The flying plate facing the vehicle impacts it with significant energy and may seriously damage a lightly armored APC.
Any friendly troops close to the event are likely to be injured by the secondary explosion of the armor.
The above problems can be solved, using advanced design techniques and special know how
RANK Enterprises Reactive Armor
RANK Enterprises uses its advanced technology, know-how and experience to design reactive armor that solves the problems presented by the threat of shaped charges. This armor is useful for lightly armored vehicles and in situations where a minimal amount of explosives and protection against both shaped
charges and normal kinetic armor piercing projectiles is important. This armor will also defeat warheads with multiple shaped charges.
Our armor uses both reactive (explosive) technology and ceramic/metal composites. In addition it utilizes shock wave interference techniques to enhance jet dispersion and to capture the hypervelocity tip of a shaped charge jet.
The simple test arrangement on the left is a illustration of some of these principles as applied to armor. This armor has an excellent multi hit capability, due to the small explosive module sizes and is very efficient in defeating both shaped charges and kinetic projectiles.
Armor suits for specific vehicles are designed so that the explosive holding modules can be removed and attached easily, thus leaving the vehicle with some kinetic protection even when the explosive package is not installed.
A typical application, as shown on the right, includes a ceramic composite attached to a vehicle, with a reactive component installed on top of it.

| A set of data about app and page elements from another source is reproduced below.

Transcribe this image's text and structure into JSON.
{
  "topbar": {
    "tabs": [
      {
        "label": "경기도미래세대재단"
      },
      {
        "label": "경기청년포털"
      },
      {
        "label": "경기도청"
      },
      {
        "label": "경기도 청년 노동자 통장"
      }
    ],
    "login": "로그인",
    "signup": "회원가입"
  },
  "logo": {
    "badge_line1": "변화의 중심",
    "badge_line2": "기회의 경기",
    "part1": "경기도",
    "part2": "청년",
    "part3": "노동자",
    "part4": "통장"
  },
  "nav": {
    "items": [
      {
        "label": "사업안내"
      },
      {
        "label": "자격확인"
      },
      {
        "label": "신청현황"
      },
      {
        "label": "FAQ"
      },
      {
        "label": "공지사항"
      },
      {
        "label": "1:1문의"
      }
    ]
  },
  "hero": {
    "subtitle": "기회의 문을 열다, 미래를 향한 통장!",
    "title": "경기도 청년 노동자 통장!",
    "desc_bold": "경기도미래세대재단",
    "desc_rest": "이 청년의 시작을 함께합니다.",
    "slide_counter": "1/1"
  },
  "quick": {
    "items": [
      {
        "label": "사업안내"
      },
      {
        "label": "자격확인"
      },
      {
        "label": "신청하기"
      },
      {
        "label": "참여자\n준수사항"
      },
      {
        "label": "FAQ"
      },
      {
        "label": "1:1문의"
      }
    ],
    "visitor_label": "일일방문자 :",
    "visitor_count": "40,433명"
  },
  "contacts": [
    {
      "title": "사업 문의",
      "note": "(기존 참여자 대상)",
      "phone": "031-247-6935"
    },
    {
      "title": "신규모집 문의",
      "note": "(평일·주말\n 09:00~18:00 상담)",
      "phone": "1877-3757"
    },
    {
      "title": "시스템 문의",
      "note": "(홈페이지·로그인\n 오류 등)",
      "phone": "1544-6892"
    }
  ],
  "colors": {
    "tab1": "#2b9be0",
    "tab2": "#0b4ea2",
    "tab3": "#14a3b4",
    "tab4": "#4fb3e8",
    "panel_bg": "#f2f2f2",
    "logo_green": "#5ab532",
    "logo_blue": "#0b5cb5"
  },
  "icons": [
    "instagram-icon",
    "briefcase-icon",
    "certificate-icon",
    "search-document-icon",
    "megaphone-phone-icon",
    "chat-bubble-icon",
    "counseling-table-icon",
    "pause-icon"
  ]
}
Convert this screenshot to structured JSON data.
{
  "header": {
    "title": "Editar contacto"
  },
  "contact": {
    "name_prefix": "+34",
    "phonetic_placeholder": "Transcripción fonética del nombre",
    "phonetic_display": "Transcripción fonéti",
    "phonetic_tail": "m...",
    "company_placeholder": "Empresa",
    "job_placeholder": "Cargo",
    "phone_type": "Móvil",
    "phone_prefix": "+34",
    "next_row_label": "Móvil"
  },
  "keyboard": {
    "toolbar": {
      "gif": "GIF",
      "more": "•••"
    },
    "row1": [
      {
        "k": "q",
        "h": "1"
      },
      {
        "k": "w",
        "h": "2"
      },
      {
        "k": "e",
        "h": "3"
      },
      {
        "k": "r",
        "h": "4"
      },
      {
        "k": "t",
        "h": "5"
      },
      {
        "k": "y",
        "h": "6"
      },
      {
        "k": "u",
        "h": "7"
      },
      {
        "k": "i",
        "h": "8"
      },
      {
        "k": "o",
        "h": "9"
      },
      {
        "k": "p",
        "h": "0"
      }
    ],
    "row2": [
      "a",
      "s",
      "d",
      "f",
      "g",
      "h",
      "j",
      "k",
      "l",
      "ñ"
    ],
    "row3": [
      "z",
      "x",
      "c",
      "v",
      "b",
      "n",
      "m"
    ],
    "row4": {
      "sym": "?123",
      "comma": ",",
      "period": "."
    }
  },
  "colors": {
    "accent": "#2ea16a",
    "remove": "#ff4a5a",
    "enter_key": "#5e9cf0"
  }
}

The ballistic efficiency of this application is approximately 35 times better than armor steel. It makes a vehicle with a 25 mm (1") aluminum wall impervious to hand held antitank rockets and armor piercing projectiles up to 30 mm caliber (RARDEN) at 1700 m/sec.